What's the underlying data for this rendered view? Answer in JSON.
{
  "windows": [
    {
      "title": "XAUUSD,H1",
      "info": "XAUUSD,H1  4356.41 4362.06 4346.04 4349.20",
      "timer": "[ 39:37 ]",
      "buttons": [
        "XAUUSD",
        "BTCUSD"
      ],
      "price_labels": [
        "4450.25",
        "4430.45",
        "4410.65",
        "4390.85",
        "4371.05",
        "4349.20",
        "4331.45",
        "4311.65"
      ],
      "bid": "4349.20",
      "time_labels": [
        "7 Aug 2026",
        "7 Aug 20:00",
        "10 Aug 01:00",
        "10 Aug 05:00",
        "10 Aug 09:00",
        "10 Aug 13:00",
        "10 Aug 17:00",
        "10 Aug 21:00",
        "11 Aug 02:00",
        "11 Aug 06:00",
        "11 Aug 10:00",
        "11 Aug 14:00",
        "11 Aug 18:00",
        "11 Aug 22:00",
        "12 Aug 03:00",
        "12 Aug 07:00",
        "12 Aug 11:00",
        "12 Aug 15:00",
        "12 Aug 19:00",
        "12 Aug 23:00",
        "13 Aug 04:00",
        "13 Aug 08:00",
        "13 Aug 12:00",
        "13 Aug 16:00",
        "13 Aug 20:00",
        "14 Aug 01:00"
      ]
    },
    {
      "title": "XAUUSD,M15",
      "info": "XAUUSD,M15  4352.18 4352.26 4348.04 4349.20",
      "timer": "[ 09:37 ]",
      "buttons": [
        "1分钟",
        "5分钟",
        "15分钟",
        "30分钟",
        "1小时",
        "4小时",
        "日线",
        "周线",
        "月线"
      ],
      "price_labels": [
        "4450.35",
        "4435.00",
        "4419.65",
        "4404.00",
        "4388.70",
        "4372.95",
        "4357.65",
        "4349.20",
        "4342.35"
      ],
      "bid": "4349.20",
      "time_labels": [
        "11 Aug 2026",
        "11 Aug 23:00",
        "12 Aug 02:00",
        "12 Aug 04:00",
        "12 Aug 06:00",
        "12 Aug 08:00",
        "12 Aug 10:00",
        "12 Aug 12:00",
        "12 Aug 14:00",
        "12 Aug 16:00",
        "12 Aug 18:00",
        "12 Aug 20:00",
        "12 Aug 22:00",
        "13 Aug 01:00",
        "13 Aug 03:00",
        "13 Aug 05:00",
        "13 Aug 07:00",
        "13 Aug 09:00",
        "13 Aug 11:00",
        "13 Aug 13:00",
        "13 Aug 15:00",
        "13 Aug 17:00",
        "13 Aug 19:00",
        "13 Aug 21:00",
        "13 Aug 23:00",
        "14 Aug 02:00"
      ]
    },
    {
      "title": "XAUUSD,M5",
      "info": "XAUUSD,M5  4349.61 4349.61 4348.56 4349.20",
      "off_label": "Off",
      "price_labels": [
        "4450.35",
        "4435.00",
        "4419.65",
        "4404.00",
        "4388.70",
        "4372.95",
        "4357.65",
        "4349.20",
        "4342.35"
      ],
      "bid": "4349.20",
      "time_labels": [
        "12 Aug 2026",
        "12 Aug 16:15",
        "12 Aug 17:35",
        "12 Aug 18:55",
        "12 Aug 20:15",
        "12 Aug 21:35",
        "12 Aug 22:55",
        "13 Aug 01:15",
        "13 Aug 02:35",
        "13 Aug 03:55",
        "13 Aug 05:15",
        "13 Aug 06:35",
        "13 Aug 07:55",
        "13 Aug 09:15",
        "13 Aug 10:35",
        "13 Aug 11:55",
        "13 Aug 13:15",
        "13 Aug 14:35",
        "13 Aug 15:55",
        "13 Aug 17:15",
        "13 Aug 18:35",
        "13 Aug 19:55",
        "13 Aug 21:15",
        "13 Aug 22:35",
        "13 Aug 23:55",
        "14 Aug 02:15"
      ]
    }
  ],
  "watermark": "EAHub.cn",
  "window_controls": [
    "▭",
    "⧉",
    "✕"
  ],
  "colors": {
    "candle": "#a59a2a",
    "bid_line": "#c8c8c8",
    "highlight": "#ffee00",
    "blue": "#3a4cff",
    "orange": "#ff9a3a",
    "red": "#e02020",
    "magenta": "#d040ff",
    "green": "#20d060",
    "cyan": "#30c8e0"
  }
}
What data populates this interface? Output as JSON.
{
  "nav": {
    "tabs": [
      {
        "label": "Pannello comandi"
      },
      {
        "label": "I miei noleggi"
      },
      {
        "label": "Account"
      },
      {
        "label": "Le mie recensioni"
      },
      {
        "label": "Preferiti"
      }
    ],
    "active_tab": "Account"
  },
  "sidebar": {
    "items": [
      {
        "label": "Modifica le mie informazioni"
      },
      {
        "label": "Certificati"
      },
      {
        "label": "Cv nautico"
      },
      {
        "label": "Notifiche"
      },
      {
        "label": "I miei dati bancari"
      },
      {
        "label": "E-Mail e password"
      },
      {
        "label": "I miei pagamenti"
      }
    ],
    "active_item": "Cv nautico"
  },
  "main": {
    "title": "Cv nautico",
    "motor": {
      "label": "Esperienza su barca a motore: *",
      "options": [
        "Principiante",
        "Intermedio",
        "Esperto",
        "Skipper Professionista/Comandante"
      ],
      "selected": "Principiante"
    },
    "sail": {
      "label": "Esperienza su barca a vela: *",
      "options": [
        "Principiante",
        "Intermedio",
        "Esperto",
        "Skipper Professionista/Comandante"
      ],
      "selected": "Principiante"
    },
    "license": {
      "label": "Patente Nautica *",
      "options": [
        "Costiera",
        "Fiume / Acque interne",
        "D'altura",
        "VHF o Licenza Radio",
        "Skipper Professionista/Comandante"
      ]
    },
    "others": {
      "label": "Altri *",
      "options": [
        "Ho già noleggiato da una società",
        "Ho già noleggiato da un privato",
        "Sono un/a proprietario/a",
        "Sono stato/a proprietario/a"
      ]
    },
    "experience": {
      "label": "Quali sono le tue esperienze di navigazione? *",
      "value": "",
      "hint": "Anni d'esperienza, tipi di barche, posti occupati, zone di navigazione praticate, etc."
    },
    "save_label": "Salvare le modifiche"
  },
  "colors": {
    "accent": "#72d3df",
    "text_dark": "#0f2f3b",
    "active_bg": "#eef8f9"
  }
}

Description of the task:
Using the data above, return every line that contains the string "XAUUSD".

Your solution:
      "title": "XAUUSD,H1",
      "info": "XAUUSD,H1  4356.41 4362.06 4346.04 4349.20",
        "XAUUSD",
      "title": "XAUUSD,M15",
      "info": "XAUUSD,M15  4352.18 4352.26 4348.04 4349.20",
      "title": "XAUUSD,M5",
      "info": "XAUUSD,M5  4349.61 4349.61 4348.56 4349.20",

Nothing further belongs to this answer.